    You can confirm this hypothesis by looking at the ProviderDescription property and seeing if it includes MSAA Proxy.

    The workaround depends on your goal.  Runtime IDs are generally used to tell if two elements are identical.  If that's your goal, then you'll need to handle the case where both elements have empty runtime IDs.  At that point, if you choose to do so, you can do the expensive algorithm yourself, walking up to the root (or until you find a parent with a runtime ID) and then comparing the parent chains.  This is hard work, which is one reason that we encourage new providers to use UIA.

    Thanks,
    Michael


    This posting is provided "AS IS" with no warranties, and confers no rights.
    Friday, October 29, 2010 4:43 PM
  • Thanks for replying.

    Yes, the ProviderDescription says MSAA Proxy.

    I am using Runtime IDs to uniquely identify elements across process boundaries. I am using a helper process to handle Automation events as I mentioned in this post . The helper process notifies the main process about Automation structure changes and uses Runtime ID to pinpoint changed elements. 

    I am not sure how to handle empty Runtime ID cases myself. I suppose you suggest to traverse up the tree and compose my own ID based on some parent-child relationship information. The easiest thing that comes to mind is using child index within its parent so the IDs would be arrays of integers specifying positions of children. For example ID [4,2] would identify 2nd child of 4th child of root.

    The problem with this approach however is that any change of children ordering would render the IDs useless. I fail to see how it is possible to construct unique IDs that remain unchanged during a run-time using information available to UI Automation Client. I believe this is only possible to do in Provider side of things where the provider knows what properties of an element are sufficient to uniquely identify it among its siblings and are unchanged during the lifetime of the element (HWND is a good example that is used by UI Automation).

    Please correct me if I am wrong.
    • Edited by najaryan Saturday, October 30, 2010 6:28 AM fixed formatting
    Saturday, October 30, 2010 6:28 AM
  • I would separate out two questions here: (1) How can one identify an element without a runtime ID in a stable system, and (2) How does that method stand up to changes?

    I think your answer to (1) is correct - using child indices seems reasonable. 

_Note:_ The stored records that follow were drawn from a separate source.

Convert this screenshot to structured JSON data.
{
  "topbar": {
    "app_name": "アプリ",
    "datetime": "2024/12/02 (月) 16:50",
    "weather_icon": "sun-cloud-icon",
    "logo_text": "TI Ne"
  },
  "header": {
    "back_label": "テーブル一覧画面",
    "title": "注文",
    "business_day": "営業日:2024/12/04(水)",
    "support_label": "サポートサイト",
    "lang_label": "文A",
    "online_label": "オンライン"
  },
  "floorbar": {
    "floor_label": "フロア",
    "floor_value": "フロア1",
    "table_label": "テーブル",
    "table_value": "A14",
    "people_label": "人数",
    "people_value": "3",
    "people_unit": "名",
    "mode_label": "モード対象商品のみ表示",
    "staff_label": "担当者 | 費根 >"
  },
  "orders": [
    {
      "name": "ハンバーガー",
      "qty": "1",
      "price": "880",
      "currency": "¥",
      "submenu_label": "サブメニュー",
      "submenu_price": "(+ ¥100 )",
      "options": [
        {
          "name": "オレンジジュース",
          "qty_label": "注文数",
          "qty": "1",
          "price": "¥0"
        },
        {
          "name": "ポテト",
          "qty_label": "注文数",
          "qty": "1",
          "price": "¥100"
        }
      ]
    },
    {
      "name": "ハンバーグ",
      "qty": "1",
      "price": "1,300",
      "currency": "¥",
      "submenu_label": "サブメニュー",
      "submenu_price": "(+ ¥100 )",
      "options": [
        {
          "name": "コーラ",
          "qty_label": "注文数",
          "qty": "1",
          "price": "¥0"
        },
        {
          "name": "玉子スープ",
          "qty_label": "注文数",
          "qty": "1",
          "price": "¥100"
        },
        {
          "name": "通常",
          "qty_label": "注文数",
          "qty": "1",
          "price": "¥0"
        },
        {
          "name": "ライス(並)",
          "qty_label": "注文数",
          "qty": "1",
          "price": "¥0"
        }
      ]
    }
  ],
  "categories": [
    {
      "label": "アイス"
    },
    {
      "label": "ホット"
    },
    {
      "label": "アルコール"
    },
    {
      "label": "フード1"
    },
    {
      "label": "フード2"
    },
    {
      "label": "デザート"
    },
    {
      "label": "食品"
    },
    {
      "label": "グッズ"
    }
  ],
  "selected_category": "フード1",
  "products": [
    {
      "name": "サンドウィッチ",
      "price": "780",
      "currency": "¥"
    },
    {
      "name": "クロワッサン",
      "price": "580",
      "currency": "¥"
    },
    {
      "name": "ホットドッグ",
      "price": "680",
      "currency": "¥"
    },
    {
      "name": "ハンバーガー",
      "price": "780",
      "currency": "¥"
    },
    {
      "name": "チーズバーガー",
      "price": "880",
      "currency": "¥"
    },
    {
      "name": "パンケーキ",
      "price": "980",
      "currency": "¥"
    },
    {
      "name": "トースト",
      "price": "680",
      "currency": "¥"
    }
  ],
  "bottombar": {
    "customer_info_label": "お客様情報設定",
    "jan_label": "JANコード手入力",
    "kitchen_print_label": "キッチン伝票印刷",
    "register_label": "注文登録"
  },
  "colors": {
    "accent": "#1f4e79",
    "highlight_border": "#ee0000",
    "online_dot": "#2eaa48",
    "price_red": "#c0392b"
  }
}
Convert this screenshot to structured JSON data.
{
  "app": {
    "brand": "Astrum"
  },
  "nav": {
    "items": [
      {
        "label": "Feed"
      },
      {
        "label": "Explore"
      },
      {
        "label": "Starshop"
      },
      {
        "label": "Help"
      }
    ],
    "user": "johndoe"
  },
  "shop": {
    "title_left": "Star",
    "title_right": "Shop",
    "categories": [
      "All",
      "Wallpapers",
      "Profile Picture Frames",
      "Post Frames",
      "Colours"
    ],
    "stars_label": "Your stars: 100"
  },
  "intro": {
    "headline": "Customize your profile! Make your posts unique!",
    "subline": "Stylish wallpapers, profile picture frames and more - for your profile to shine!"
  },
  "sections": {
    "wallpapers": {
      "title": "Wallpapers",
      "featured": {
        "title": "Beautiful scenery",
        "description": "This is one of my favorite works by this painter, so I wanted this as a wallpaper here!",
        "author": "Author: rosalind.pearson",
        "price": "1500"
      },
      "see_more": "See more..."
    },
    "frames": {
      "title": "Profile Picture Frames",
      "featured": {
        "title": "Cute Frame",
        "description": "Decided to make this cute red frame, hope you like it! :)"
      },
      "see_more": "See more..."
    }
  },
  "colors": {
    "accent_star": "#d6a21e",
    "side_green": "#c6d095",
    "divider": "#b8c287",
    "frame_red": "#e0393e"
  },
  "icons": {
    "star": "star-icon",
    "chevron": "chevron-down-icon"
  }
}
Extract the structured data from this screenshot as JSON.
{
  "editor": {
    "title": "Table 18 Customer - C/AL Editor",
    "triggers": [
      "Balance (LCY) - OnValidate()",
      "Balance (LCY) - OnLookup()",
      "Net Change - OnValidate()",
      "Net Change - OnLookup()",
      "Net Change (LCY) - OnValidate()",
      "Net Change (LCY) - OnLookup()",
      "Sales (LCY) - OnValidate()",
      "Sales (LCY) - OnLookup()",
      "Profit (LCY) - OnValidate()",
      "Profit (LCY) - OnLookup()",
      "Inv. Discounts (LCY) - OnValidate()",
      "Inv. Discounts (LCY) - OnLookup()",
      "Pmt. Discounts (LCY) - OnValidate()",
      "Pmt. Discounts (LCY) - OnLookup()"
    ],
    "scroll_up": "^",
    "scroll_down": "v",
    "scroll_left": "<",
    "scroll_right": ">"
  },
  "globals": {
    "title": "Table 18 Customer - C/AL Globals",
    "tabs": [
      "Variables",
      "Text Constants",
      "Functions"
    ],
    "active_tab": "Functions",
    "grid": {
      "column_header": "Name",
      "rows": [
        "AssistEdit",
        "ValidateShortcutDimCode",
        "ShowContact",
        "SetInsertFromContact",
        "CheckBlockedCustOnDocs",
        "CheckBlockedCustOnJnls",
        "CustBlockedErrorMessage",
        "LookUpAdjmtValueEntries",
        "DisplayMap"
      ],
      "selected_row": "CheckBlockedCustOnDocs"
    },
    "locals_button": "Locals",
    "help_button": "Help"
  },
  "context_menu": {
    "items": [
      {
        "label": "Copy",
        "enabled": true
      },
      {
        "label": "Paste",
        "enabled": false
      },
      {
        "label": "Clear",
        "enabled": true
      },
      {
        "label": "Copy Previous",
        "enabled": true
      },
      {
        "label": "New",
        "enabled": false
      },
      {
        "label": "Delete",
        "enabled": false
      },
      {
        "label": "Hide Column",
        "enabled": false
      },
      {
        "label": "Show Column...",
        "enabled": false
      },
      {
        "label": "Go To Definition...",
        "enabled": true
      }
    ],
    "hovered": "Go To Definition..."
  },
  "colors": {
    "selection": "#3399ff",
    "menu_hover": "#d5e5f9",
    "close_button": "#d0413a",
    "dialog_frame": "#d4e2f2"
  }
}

    You are also correct that (2) is extremely hard.  This is one of the reasons we introduced UIA -- MSAA has a series of limitations, including this one, that cannot be overcome.  You might try a combination of MSAA properties: if the accNames are the same, and the accRoles are the same, and the accStates are the same, and the accLocations are the same, then it is probably the same element.  But even this is only a heuristic.  As you said, the right answer is for the provider to do it, which is what UIA does. 

    But when UIA is representing an MSAA node, UIA doesn't have any more data than you do -- it cannot create something out of nothing. 

    Thanks,
    Michael


    This posting is provided "AS IS" with no warranties, and confers no rights.
    Monday, November 1, 2010 6:01 PM
  • Michael, thanks. I understand.

    I actually have managed to avoid the problem that was caused by empty runtime IDs in my particular use case.

    Thanks again for your follow up, I appreciate it. 

    Monday, November 1, 2010 7:05 PM